Task instructions
From the records below, copy the lines that include "selected".

== Data section

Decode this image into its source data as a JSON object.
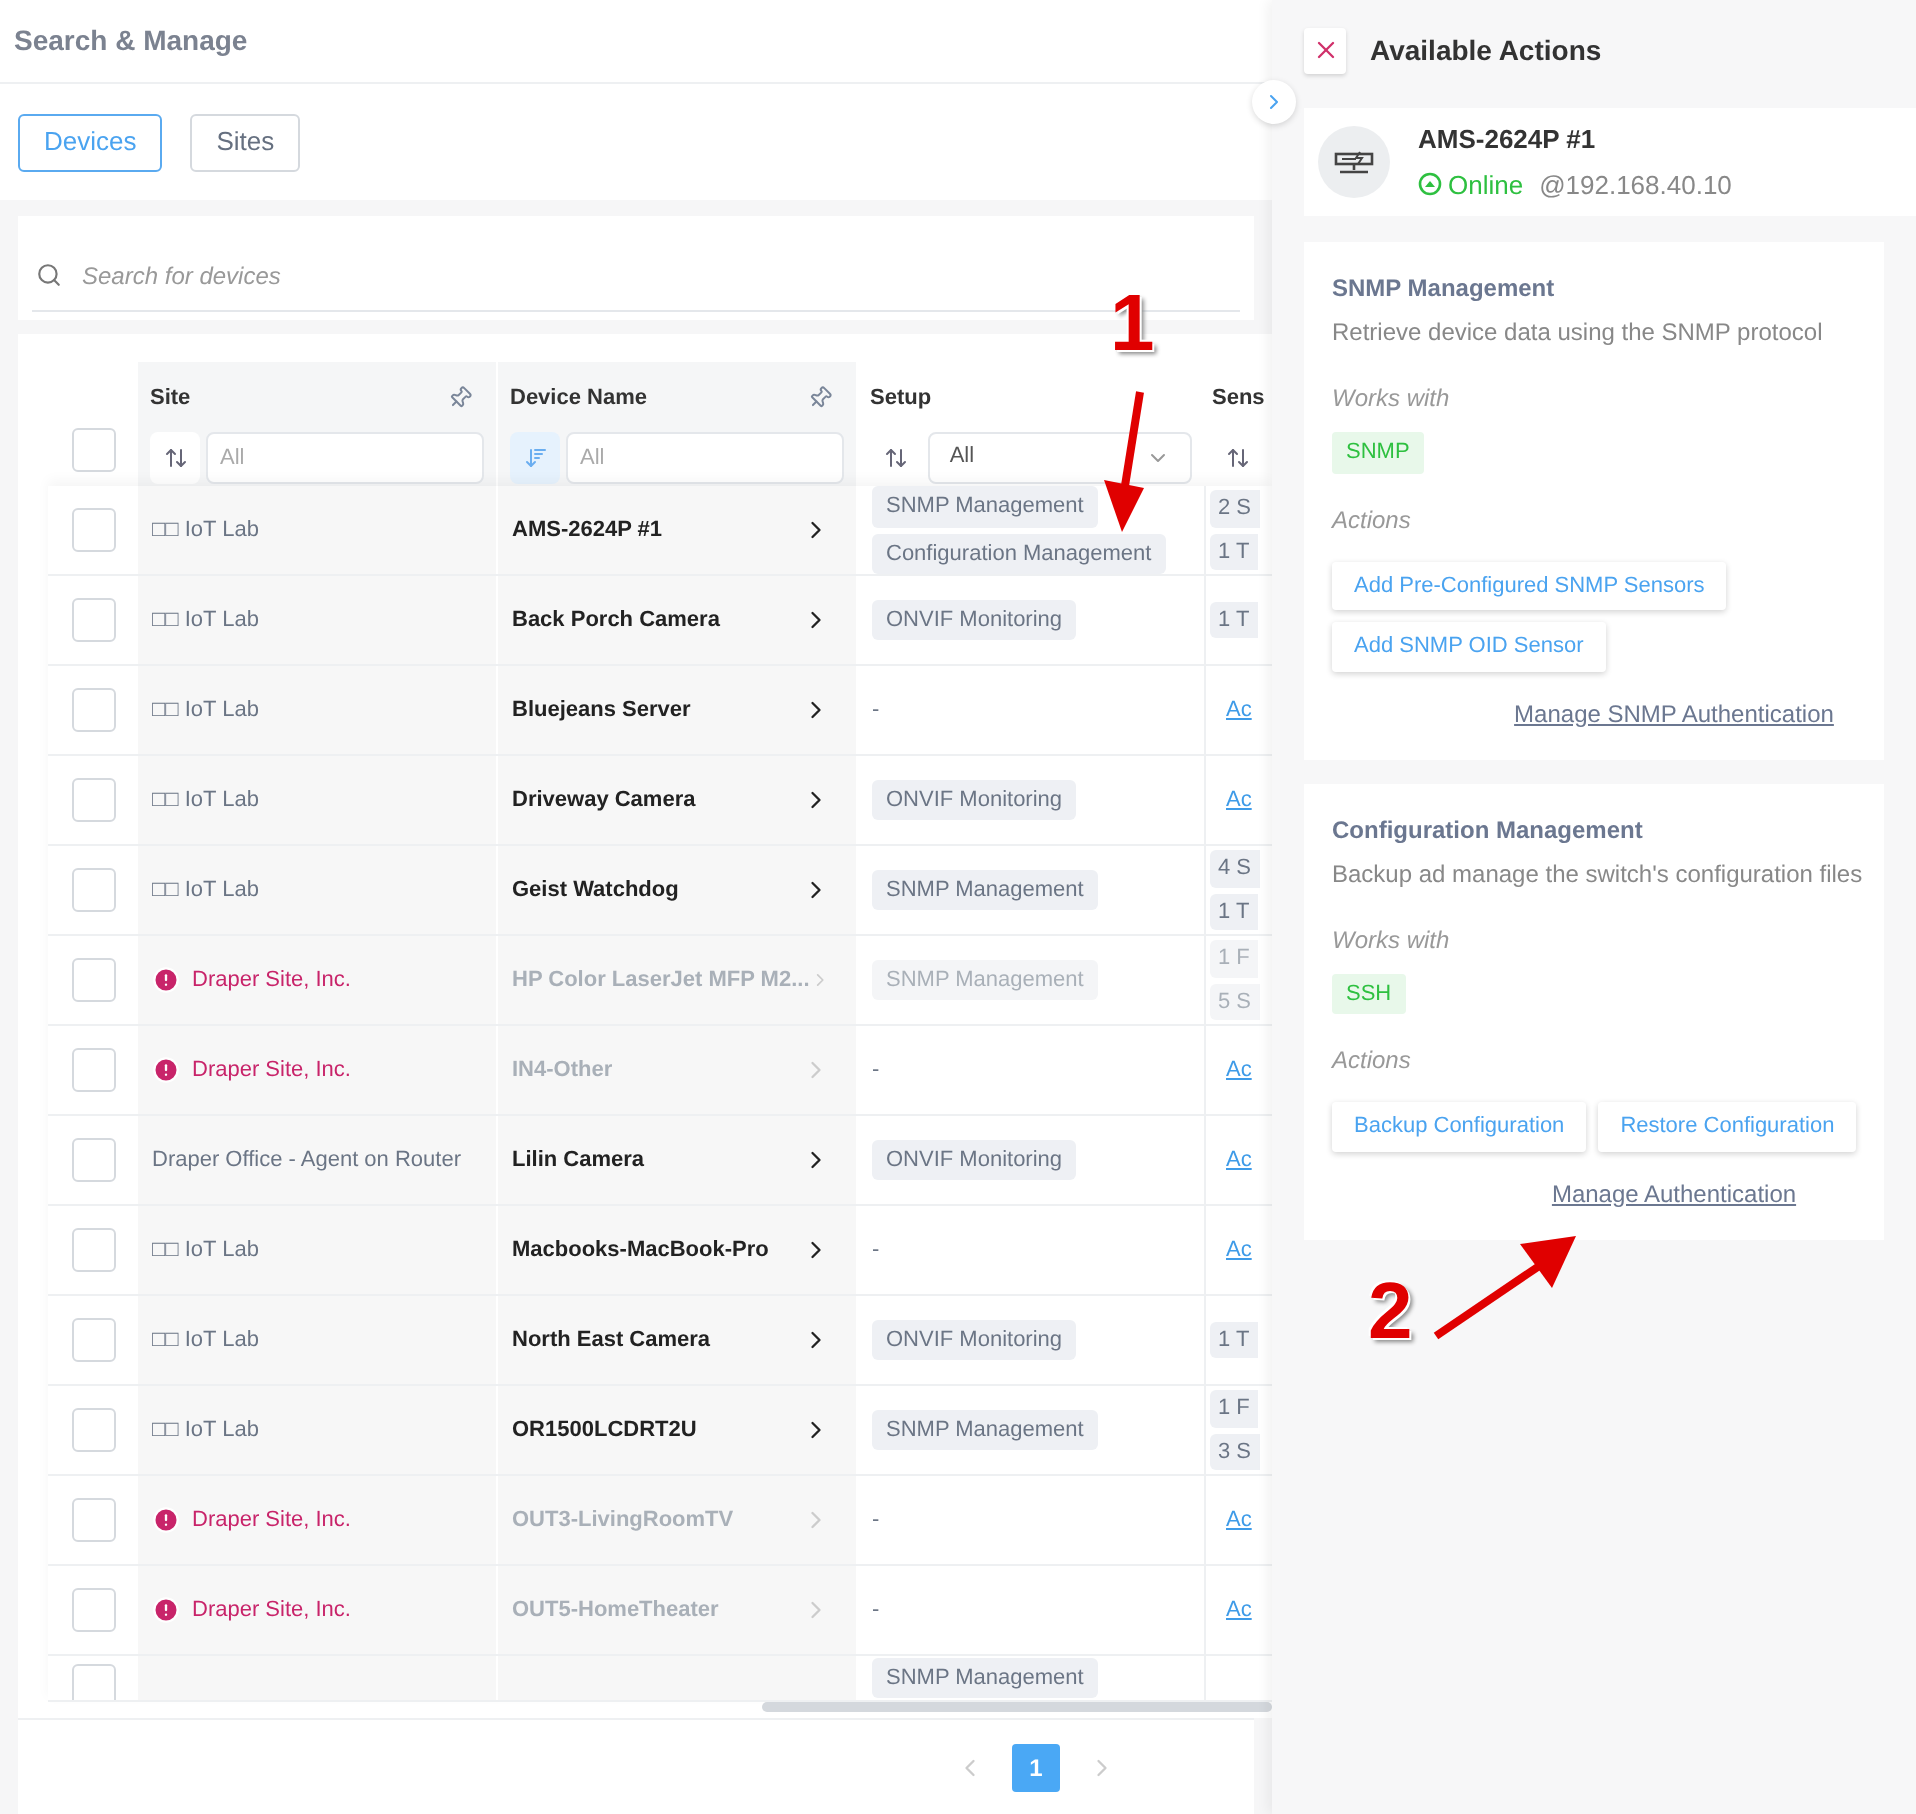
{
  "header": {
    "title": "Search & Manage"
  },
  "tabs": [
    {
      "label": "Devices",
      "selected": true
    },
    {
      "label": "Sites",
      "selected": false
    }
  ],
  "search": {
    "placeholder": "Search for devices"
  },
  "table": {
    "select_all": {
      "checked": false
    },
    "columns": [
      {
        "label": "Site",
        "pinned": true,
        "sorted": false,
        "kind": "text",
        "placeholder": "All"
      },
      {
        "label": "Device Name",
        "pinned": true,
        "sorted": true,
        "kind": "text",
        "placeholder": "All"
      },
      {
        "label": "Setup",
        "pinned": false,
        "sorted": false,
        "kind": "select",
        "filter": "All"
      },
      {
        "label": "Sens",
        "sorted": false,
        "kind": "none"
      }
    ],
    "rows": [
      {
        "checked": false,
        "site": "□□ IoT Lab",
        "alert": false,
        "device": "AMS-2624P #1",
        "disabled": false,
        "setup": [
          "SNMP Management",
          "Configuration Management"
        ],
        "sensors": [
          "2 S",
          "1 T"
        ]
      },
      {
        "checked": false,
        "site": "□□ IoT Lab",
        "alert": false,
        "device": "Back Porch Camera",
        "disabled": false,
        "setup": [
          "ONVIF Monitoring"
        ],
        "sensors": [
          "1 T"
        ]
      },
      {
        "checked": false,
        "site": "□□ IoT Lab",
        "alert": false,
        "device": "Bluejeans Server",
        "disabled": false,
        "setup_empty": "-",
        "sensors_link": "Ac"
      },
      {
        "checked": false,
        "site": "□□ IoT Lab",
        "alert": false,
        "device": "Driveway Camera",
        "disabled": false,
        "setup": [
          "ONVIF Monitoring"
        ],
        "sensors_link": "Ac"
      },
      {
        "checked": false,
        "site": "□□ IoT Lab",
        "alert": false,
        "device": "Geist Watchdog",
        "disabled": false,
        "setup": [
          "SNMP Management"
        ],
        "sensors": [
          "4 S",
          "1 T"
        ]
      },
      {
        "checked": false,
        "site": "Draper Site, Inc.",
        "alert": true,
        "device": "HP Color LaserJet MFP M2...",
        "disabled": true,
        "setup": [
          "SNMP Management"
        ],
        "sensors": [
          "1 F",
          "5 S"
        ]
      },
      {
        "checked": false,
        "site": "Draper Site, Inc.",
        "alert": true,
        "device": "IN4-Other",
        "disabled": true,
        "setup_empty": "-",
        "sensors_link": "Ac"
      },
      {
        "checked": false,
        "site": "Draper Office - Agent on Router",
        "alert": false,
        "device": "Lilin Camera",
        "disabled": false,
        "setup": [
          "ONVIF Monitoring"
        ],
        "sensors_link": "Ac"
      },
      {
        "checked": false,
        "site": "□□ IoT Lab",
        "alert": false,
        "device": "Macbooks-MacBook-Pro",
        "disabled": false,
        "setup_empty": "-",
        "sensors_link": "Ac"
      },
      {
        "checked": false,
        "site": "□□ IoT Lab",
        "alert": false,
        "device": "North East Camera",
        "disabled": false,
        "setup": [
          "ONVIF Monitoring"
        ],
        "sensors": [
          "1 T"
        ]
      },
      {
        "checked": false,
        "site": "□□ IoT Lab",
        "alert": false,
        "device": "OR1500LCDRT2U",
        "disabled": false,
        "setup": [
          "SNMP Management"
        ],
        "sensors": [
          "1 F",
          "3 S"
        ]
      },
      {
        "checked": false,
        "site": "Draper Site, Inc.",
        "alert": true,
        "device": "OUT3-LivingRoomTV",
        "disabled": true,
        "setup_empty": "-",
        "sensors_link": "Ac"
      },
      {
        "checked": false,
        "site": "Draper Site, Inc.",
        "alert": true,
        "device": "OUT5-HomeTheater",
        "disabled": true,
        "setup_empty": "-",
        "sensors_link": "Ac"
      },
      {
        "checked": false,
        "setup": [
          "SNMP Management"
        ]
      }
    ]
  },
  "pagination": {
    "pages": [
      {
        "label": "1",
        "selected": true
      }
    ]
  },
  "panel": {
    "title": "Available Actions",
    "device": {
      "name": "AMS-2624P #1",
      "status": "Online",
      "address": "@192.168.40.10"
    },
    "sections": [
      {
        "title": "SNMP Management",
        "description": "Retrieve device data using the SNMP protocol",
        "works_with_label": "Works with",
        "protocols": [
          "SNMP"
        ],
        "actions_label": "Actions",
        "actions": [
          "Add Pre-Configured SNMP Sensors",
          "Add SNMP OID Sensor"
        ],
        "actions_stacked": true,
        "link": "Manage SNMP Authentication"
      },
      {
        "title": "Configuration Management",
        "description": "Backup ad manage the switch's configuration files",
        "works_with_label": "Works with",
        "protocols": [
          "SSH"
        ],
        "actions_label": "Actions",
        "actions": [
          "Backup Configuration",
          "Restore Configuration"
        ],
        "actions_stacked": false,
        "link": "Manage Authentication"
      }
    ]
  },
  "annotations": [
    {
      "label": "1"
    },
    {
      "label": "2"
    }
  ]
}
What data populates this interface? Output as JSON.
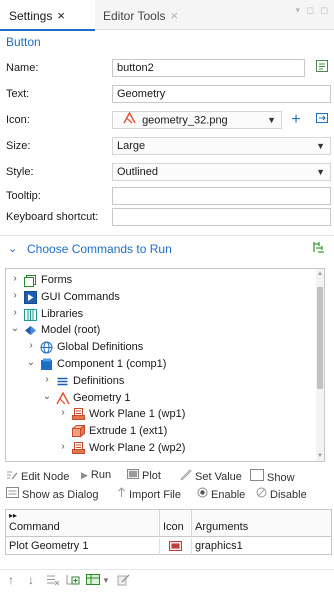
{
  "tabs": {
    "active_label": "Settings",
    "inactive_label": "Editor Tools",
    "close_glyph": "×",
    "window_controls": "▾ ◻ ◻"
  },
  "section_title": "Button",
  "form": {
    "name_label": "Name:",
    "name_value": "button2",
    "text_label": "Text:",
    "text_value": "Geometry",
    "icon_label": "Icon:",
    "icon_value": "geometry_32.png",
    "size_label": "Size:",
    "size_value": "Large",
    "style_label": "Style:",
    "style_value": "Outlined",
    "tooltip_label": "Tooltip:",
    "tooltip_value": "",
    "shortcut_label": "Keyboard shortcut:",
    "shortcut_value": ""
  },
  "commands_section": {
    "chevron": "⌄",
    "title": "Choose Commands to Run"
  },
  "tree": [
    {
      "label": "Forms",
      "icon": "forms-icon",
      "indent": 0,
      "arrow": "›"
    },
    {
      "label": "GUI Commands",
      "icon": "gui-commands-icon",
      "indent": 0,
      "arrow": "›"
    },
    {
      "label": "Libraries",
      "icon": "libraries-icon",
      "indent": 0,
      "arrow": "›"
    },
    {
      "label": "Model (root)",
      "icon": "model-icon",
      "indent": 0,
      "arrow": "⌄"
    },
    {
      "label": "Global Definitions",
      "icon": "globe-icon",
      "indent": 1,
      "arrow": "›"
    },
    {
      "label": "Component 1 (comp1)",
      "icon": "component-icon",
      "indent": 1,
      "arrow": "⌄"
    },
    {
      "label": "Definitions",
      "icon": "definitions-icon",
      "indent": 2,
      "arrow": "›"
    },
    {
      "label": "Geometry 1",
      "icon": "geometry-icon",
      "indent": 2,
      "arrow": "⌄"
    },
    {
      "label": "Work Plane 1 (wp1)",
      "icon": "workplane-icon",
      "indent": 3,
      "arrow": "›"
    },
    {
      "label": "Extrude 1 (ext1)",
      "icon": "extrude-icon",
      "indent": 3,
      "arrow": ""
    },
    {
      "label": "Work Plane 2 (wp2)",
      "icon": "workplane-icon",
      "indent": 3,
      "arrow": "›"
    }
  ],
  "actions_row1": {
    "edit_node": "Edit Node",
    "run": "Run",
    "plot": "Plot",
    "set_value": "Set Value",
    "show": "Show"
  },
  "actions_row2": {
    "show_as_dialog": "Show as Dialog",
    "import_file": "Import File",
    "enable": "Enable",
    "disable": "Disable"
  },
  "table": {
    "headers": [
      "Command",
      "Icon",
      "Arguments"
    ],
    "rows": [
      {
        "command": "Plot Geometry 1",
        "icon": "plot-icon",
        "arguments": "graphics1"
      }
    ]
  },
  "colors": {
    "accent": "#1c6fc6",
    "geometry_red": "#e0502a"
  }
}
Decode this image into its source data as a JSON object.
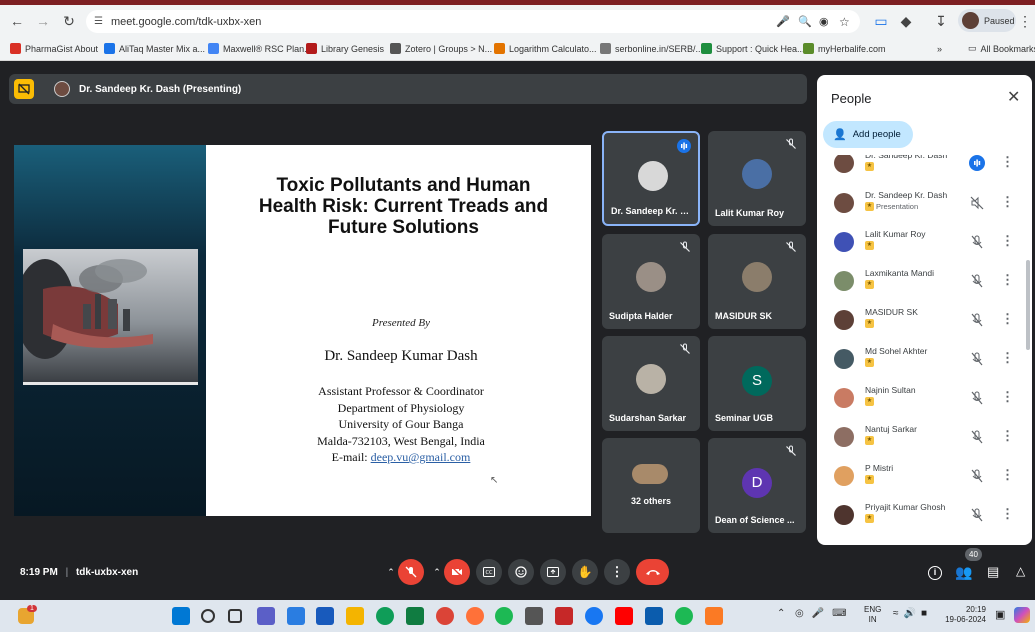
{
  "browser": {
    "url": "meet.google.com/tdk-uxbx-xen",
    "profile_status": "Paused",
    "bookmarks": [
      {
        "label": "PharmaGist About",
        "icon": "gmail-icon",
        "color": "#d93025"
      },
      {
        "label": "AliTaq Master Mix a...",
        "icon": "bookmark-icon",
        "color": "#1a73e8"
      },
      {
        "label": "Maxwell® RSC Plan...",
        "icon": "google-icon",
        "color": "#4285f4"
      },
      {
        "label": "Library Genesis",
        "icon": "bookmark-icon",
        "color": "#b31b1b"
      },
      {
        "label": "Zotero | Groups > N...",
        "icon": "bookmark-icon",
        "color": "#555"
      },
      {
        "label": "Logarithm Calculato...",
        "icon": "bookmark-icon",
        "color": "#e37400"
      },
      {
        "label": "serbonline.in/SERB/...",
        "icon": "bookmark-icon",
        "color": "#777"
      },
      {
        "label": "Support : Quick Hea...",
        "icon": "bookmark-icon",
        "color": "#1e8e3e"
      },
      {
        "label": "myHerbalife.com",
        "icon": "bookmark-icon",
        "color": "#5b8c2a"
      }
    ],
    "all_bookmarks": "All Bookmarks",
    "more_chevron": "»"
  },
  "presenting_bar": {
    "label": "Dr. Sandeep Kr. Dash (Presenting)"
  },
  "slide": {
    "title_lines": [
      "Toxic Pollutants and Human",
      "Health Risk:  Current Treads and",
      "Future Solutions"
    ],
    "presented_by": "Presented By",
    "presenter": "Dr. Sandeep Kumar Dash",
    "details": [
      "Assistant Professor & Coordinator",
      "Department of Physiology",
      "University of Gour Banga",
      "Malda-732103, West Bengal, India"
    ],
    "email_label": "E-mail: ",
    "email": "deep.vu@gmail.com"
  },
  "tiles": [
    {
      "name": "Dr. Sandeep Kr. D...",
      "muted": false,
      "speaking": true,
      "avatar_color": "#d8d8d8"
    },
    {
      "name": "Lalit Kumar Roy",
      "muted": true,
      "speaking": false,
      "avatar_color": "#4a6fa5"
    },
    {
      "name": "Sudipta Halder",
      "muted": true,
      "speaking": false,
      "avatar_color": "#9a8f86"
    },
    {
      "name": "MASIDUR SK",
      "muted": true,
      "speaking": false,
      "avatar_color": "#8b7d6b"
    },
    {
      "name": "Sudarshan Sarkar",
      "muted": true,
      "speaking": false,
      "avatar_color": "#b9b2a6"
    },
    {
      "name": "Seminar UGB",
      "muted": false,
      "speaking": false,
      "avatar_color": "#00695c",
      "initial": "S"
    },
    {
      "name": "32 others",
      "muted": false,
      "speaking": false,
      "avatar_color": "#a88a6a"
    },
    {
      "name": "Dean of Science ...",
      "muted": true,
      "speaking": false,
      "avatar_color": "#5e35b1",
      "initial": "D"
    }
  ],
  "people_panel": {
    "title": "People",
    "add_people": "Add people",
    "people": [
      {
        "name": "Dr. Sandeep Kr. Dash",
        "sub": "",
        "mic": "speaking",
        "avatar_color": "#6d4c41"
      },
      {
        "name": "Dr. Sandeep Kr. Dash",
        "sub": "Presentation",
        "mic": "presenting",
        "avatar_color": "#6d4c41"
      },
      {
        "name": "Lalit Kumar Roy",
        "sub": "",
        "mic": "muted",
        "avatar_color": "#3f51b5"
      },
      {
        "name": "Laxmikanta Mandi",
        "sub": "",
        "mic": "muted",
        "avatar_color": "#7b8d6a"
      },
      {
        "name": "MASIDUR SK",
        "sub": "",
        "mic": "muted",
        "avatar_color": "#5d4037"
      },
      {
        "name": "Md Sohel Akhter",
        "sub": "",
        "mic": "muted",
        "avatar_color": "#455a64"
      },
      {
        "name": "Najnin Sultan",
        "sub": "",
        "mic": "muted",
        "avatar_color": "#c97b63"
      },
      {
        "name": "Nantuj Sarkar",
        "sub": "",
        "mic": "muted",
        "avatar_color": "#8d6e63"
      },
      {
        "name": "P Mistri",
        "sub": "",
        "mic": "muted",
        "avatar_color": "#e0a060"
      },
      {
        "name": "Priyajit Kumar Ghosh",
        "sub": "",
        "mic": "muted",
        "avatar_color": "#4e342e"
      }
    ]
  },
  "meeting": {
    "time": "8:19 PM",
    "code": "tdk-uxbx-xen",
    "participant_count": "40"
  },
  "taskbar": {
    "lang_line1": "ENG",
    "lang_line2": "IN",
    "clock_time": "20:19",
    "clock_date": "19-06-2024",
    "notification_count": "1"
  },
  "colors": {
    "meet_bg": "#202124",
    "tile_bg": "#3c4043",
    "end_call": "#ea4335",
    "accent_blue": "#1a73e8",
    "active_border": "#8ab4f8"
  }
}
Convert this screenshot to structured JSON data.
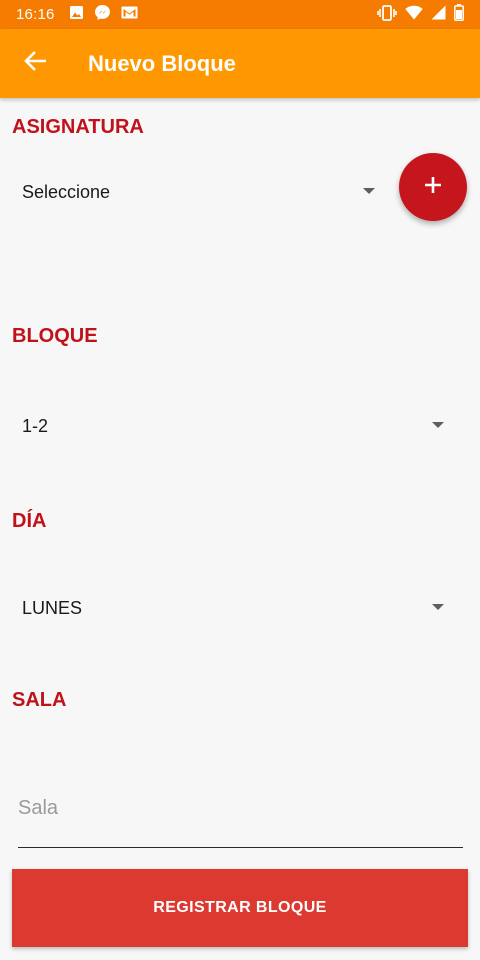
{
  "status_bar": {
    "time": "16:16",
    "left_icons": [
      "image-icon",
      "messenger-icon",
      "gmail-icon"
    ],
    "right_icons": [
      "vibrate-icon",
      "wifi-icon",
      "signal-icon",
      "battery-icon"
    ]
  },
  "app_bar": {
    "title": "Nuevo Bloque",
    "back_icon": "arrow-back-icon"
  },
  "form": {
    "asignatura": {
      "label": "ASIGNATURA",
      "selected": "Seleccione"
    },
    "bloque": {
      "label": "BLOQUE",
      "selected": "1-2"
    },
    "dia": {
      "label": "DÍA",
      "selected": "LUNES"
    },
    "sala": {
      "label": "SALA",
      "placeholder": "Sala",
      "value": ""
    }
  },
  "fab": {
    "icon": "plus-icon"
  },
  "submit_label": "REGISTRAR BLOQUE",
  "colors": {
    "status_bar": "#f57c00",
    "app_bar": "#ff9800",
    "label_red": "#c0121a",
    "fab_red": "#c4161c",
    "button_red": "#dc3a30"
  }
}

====

Exercise solution
      "selected": true
      "selected": false
        "selected": true
      "selected": "Seleccione"
      "selected": "1-2"
      "selected": "LUNES"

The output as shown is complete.